One of the biggest challenges small business owners face is how to take their business to the next level given a limited set of resources. There’s no way to do this in today’s world without the most important resource – people.
Hiring great people is the number one game changer in business and they really are the factor that your organization will sink or swim on. What I’m looking for in my hires is initiative. Day to day operations of most growing businesses are just too complex for one senior person to be micromanaging everyone.
You need to have people onboard that you can delegate tasks to who will then run with them and make the job their own. A-players are the most expensive but are absolutely worth the cost. B-players hire C -players, who in turn hire cockroaches that will have you running for your life!The trap that a lot of entrepreneurs fall into is failing to delegate.
They believe that they are the only ones who can fulfill a task correctly and so they end up taking on more and more daily responsibilities until they can no longer see straight. This NEVER works out. Human beings simply aren’t scalable. I call this being “a hero.” This is when every day you are running to put out one fire or another. You can be a hero in small doses every once in a while, but if this becomes you’re normal state of being, you will inevitably burn out.
What you need to do to avoid this outcome is learn to let go. You have to surrender to the fact that not everything is going to be perfect all the time and that letting other people into your organization will ultimately make your better, stronger, and more likely to grow.

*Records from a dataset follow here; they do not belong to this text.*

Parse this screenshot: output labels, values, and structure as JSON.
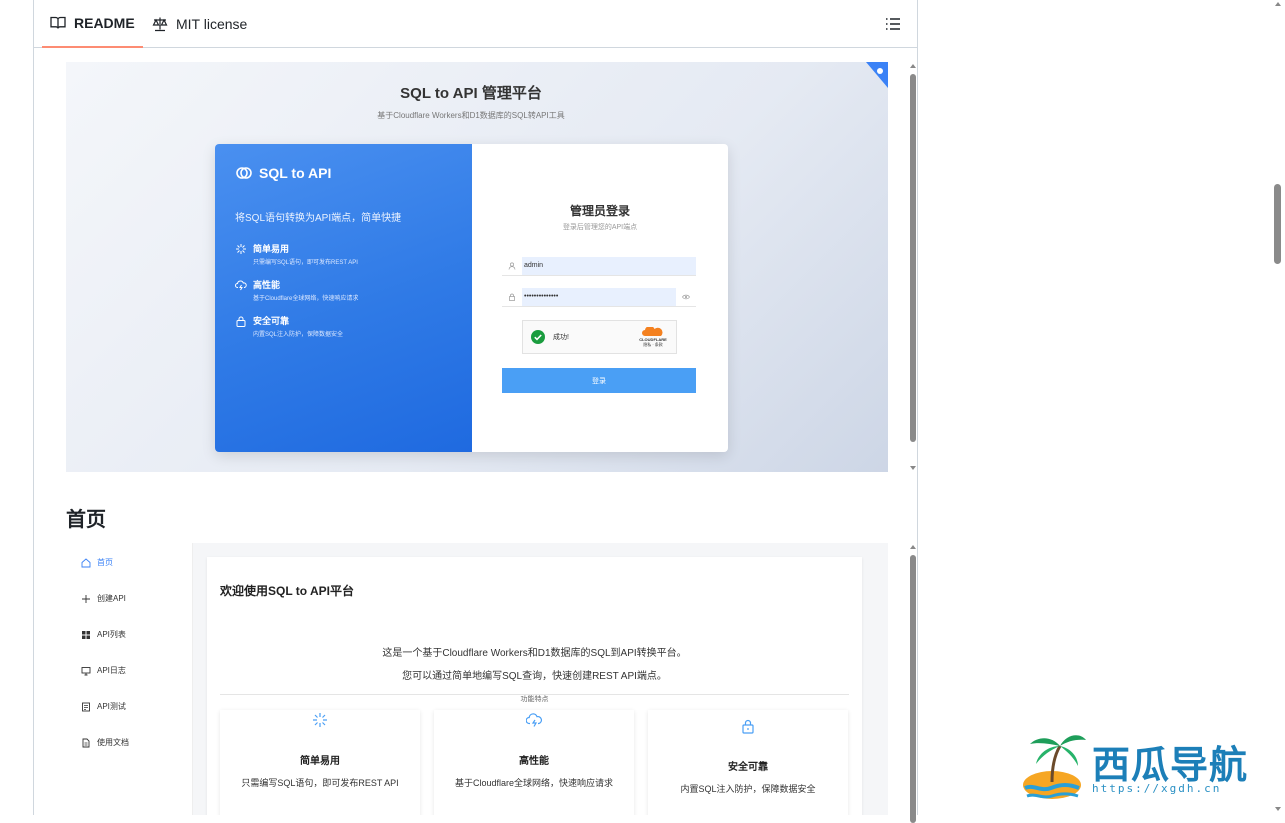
{
  "tabs": {
    "readme": "README",
    "license": "MIT license"
  },
  "login_shot": {
    "title": "SQL to API 管理平台",
    "subtitle": "基于Cloudflare Workers和D1数据库的SQL转API工具",
    "brand": "SQL to API",
    "tagline": "将SQL语句转换为API端点，简单快捷",
    "features": [
      {
        "title": "简单易用",
        "desc": "只需编写SQL语句，即可发布REST API",
        "icon": "sparkle-icon"
      },
      {
        "title": "高性能",
        "desc": "基于Cloudflare全球网络，快速响应请求",
        "icon": "cloud-bolt-icon"
      },
      {
        "title": "安全可靠",
        "desc": "内置SQL注入防护，保障数据安全",
        "icon": "lock-icon"
      }
    ],
    "form_title": "管理员登录",
    "form_subtitle": "登录后管理您的API端点",
    "username": "admin",
    "password": "••••••••••••••",
    "captcha_status": "成功!",
    "captcha_brand": "CLOUDFLARE",
    "captcha_links": "隐私 · 条款",
    "login_button": "登录"
  },
  "heading": "首页",
  "dashboard_shot": {
    "nav": [
      {
        "label": "首页",
        "icon": "home-icon",
        "active": true
      },
      {
        "label": "创建API",
        "icon": "plus-icon",
        "active": false
      },
      {
        "label": "API列表",
        "icon": "grid-icon",
        "active": false
      },
      {
        "label": "API日志",
        "icon": "monitor-icon",
        "active": false
      },
      {
        "label": "API测试",
        "icon": "document-icon",
        "active": false
      },
      {
        "label": "使用文档",
        "icon": "file-icon",
        "active": false
      }
    ],
    "welcome": "欢迎使用SQL to API平台",
    "intro_line1": "这是一个基于Cloudflare Workers和D1数据库的SQL到API转换平台。",
    "intro_line2": "您可以通过简单地编写SQL查询，快速创建REST API端点。",
    "features_label": "功能特点",
    "cards": [
      {
        "title": "简单易用",
        "desc": "只需编写SQL语句，即可发布REST API",
        "icon": "sparkle-icon"
      },
      {
        "title": "高性能",
        "desc": "基于Cloudflare全球网络，快速响应请求",
        "icon": "cloud-bolt-icon"
      },
      {
        "title": "安全可靠",
        "desc": "内置SQL注入防护，保障数据安全",
        "icon": "lock-icon"
      }
    ]
  },
  "watermark": {
    "text": "西瓜导航",
    "url": "https://xgdh.cn"
  },
  "colors": {
    "accent_blue": "#2f7ae6",
    "tab_underline": "#fd8c73",
    "button_blue": "#4a9ff5",
    "success_green": "#1a9c3e",
    "cloudflare_orange": "#f48120"
  }
}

It’s so easy now to hop online and find a freelancer who can come in and fulfil a partial or full time role within your business. I would suggest starting out by writing down a training manual for the tasks you’d like to delegate. Start with your most repetitive and non-executive function tasks like bookkeeping or responding to routine customer service emails.

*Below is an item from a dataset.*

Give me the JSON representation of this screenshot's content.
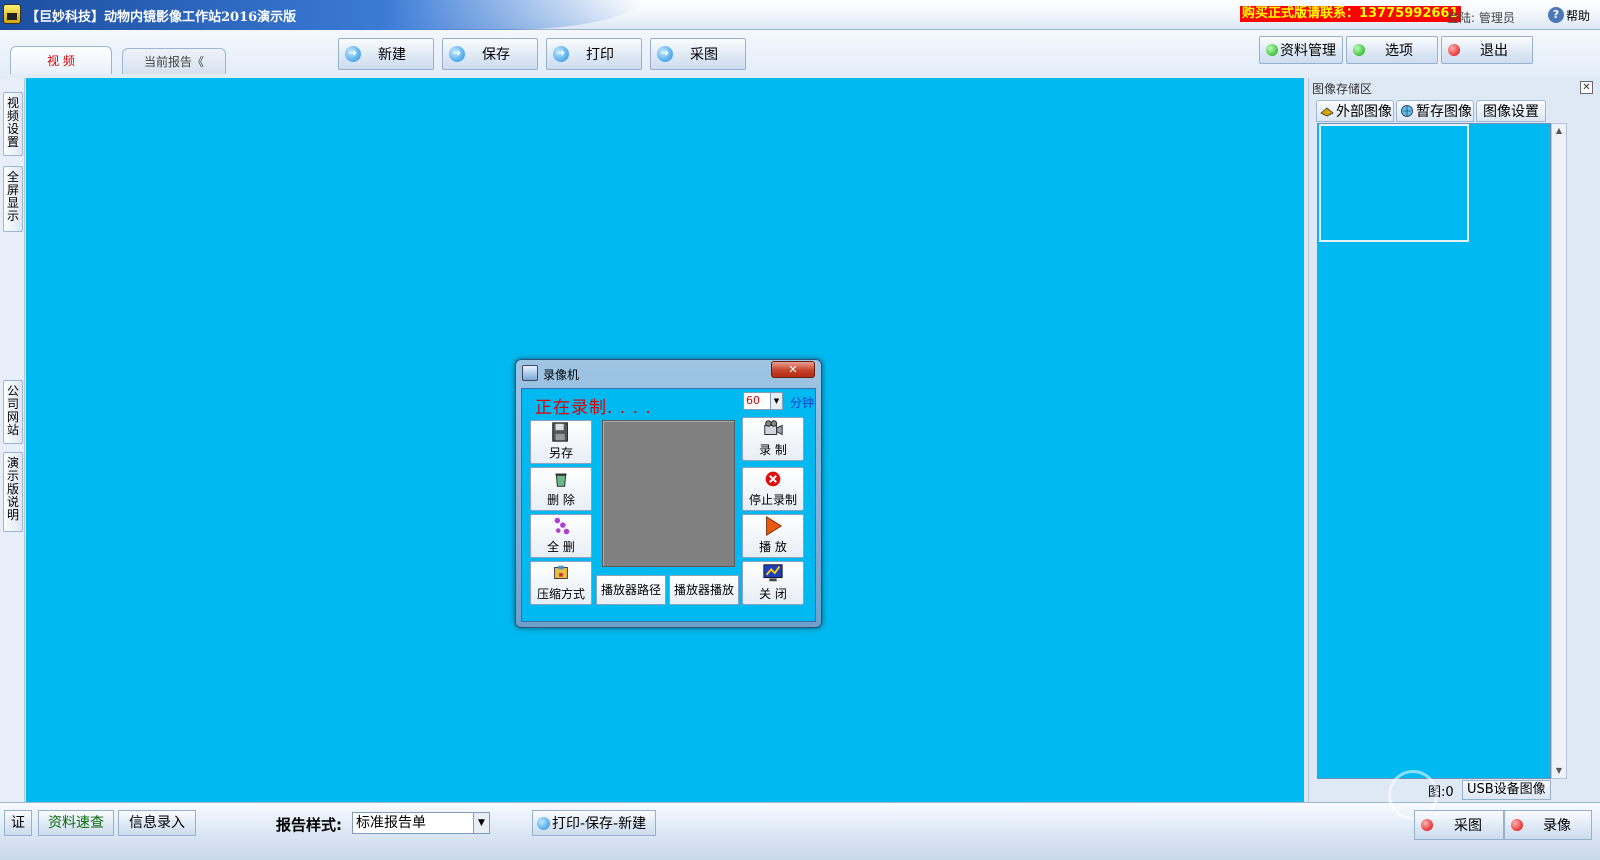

Getting these off your plate will free you up to have more time for creative thinking and strategy. It will start to put you in the position of being able to work on the business instead of in the business.
Communication Is The Key
Now it’s no problem to communicate with freelancers anywhere in the world via Skype or Hangouts. This allows you to take advantage of labor arbitrage and work with lower cost workers who you wouldn’t be able to afford if they were based in your home country.
Other benefits are getting footholds into new markets, and being able to offer 24/7 support to your customers.
However it can be a bit tricky, because this is where most of the problems do come in when working with freelancers. You need to be pay special attention to your communication and making sure they understand what you want done. Especially if there is a language barrier between you and your freelancer.
I recommend you spec out exactly what you’re looking to get out of your hire and checking back in frequently on their progress especially in the beginning of the relationship. There are a lot of online tools you can use to record video of your processes. You can use these tools to spell out exactly what you’re looking for in terms of end results.
Don’t try to be a hero, let go of the small stuff and start delegating! You will reclaim your time and piece of mind, all while strengthening your business.
- Write down a step by step training manual for one task you’d like to delegate.
- Hire a freelancer off an online platform who can handle the job. Be sure to vet them for skill level, price, language compatibility, and response time.
- Communicate with them exactly what you are looking for and confirm they understand.
- Check in frequently as you grow your trust and relationship with your freelancer.
Bonus: Take a deep breath, letting go of these tasks is helping your business grow.
Result You Will Achieve
Bringing freelancers into your business to help you delegate repetitive tasks that will allow you to focus on higher level work.
This article is based on an EHQ interview with the mentor.